BEGIN

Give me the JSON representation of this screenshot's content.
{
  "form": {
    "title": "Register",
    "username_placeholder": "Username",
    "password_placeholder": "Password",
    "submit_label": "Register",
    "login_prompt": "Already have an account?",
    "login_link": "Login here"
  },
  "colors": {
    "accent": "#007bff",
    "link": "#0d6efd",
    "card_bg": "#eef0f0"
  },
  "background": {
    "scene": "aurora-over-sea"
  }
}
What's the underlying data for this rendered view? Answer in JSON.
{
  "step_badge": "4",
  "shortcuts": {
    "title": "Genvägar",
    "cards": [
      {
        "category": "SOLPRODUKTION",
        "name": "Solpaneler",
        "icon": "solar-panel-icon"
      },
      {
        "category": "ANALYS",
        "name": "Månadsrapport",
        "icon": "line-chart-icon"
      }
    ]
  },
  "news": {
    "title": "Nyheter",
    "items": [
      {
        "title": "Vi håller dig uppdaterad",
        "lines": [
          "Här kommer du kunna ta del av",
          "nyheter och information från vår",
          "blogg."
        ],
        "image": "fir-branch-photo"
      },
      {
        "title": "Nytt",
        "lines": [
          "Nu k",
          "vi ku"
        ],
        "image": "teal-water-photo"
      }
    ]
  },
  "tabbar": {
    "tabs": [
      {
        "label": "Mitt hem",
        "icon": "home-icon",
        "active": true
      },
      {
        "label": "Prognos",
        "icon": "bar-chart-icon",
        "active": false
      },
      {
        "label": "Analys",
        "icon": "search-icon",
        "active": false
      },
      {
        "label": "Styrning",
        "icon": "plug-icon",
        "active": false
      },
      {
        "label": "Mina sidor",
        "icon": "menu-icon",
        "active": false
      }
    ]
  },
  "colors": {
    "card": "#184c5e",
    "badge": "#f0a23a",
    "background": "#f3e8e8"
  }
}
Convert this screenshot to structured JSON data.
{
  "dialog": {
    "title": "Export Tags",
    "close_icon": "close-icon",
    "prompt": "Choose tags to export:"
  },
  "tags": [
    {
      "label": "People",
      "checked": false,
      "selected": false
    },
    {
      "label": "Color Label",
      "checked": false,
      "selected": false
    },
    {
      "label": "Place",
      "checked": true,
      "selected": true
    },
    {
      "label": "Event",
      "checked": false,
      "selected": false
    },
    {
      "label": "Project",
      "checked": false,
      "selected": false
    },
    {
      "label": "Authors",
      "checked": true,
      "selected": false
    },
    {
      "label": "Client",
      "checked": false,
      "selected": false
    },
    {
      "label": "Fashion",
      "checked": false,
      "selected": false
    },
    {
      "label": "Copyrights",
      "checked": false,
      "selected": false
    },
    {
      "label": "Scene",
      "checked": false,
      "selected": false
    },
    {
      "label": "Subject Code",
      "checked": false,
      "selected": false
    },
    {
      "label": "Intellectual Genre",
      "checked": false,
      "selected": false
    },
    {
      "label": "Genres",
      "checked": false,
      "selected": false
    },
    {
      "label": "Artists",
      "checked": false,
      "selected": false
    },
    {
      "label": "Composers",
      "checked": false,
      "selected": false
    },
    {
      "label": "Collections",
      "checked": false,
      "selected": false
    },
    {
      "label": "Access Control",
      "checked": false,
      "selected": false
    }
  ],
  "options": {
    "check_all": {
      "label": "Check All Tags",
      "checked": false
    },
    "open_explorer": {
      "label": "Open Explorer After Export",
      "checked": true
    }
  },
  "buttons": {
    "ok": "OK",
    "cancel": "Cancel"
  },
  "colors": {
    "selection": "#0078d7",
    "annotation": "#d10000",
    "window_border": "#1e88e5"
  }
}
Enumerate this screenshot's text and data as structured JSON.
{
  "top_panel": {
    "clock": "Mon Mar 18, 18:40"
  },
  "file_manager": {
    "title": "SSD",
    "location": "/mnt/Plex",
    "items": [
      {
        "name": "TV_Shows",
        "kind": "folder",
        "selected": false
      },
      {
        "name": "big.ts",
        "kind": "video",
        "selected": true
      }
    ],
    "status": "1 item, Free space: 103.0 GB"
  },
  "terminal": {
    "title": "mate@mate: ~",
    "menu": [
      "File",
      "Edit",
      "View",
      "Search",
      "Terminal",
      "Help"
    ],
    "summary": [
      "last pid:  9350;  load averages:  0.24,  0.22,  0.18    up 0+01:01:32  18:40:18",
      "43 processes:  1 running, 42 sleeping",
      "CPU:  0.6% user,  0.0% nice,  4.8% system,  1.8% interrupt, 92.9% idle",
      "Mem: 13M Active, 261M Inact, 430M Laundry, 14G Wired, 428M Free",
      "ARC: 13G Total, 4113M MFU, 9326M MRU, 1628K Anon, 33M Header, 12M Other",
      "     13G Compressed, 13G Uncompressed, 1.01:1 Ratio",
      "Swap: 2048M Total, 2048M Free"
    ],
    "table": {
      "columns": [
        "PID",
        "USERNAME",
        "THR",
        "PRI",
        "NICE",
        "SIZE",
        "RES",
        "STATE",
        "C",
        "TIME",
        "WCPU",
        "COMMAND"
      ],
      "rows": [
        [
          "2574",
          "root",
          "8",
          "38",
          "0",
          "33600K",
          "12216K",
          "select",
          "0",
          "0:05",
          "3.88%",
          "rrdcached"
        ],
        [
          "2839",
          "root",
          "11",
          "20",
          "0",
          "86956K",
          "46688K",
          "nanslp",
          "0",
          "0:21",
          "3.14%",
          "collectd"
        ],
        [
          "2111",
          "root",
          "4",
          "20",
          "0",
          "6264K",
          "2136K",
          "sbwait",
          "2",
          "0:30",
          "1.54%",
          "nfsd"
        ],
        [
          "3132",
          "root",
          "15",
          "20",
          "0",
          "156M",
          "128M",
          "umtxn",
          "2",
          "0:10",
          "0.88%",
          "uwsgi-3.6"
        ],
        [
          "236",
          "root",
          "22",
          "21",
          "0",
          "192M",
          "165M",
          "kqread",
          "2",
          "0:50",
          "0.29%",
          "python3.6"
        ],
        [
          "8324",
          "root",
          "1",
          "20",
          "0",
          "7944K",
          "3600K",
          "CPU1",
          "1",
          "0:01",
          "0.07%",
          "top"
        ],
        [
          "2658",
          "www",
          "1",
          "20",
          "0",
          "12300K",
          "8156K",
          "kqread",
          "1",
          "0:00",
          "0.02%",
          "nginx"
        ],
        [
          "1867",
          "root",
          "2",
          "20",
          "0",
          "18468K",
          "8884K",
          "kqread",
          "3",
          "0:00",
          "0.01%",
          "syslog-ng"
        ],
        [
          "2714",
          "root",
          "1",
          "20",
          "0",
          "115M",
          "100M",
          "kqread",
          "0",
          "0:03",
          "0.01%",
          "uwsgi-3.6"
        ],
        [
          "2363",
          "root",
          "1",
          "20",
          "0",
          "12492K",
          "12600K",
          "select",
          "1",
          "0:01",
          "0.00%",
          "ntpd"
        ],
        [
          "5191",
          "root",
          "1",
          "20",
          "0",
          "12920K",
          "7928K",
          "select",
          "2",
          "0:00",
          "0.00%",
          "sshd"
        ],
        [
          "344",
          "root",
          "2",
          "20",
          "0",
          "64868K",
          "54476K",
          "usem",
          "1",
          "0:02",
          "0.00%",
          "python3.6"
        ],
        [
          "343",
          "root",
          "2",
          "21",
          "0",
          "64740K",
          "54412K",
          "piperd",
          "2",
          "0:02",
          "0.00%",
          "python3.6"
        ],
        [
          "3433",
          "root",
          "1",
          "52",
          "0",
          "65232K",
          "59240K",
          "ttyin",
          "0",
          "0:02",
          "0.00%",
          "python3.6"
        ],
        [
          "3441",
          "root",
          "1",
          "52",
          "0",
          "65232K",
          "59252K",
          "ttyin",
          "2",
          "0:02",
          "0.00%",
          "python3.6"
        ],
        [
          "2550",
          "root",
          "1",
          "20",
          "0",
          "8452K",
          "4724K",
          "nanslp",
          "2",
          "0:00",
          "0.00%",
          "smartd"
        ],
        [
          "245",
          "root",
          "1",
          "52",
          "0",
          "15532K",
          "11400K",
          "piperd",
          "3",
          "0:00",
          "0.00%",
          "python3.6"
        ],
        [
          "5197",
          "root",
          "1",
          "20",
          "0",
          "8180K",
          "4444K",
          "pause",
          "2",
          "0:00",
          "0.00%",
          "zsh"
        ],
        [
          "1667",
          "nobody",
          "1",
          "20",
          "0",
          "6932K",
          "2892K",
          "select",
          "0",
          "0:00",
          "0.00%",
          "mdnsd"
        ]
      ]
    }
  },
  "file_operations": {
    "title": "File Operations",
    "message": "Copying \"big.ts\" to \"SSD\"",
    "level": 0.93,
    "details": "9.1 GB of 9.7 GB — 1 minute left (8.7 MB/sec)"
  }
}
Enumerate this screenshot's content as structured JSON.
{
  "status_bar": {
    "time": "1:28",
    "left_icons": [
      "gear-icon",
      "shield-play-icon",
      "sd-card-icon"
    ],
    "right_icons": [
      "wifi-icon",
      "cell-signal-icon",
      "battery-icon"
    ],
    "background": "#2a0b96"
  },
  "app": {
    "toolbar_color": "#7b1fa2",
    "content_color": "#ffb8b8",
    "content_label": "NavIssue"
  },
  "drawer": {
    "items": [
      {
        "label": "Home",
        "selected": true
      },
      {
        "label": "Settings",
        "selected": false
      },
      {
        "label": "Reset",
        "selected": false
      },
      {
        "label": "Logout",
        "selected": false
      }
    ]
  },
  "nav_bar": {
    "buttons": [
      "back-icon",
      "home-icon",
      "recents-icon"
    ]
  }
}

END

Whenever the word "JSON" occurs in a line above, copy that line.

Give me the JSON representation of this screenshot's content.
What's the underlying data for this rendered view? Answer in JSON.
Convert this screenshot to structured JSON data.
Enumerate this screenshot's text and data as structured JSON.
Enumerate this screenshot's content as structured JSON.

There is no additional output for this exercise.